Corrode - Raindance film review
Director: Karan Gour
Cast: Rasika Dugal, Alekh Sangal, Nitika Anand

Chhai (Dugal) and Arvind (Sangal) live together in a shoebox apartment in Mumbai. They struggle to make ends meet, but they’re happy. That is, until Chhai spots an unfinished statue of Lakshmi, the Hindi goddess of prosperity. A painful encounter with a tiny rock later and Chhai has a mark on her face – and a psychological scar that keeps on growing.

“I need my Lakshmi” she cries, oblivious to that fact that she’s clearly obsessed. The price of her obsession? 15,000 rupees. With Arvind still owed 3,000 from his tight-fisted property developer boss, it’s way out of their reach. But that only drives Chhai even further. It is because the statue did something to her? Is it because she can’t have kids? Is it simply because she’s mental?
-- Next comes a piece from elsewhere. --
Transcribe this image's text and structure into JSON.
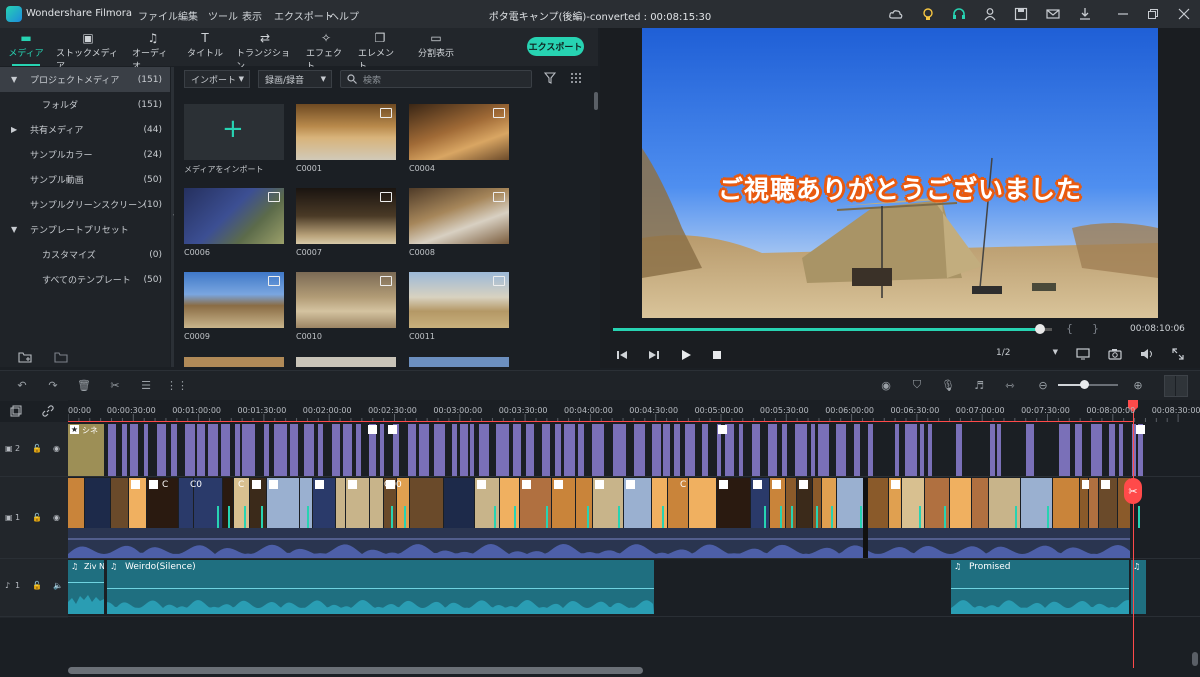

Karan Gour’s slow-burn script never really answers the question – a decision that both frustrates and intrigues. What he does give us, though, is a whole horde of incredible visual tricks. Expertly blending practical effects with eerie, unsettling sounds, Gour goes for it like a man possessed. The camera leaps into disembodied POVs, flying around the set with terrifying energy. Then the set disappears altogether, leaving Chhai talking to a giant version of herself. And then, once we’re really freaked out, he brings on body-horror worthy of a young David Cronenberg.
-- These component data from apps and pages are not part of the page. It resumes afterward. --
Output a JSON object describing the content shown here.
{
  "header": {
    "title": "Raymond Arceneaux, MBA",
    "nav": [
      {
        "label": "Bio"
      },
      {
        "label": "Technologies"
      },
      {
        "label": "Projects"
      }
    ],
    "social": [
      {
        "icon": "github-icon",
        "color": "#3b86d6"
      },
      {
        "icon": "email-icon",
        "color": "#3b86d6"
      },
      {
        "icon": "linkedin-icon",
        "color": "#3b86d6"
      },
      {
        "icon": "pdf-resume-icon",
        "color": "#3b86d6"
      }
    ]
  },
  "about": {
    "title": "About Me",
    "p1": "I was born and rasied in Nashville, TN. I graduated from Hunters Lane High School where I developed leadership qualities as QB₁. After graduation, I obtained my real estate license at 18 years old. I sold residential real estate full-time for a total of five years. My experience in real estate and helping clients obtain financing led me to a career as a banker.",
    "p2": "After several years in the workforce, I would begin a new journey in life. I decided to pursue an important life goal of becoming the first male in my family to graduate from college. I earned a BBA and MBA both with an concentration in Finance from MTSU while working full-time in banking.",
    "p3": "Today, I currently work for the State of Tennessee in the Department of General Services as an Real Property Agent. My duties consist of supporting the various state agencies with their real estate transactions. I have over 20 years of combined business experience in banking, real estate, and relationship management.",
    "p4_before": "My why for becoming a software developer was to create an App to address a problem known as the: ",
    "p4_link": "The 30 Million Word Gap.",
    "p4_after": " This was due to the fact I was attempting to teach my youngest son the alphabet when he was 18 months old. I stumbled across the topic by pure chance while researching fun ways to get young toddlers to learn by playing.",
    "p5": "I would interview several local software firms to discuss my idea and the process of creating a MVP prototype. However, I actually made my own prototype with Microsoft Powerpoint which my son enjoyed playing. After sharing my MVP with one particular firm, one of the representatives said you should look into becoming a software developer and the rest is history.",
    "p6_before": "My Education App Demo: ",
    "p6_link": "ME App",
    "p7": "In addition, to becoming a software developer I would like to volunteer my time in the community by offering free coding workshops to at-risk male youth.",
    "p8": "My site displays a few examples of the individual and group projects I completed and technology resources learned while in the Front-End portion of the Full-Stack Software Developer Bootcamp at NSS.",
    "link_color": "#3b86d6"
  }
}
Combined with the film’s stark black and white cinematography, the effect is really quite stunning: there’s no hint of low budget at all. But that lack of explanation still niggles, leaving us with nothing but Rasika Dugal’s intense lead performance to engage with. A dragging pace and unexpected tangent in the final act doesn’t help quell your doubt.

Alekh Sangal’s innocent husband sums it up best, walking in on a gibbering Chhai in their ruined family home. “What’s with this Lakshima?” he demands. “All this over a statue?” You’ll be asking yourself the same thing throughout. But thanks to Gour’s brilliant direction, Corrode will keep on chipping away until you give up - or give in.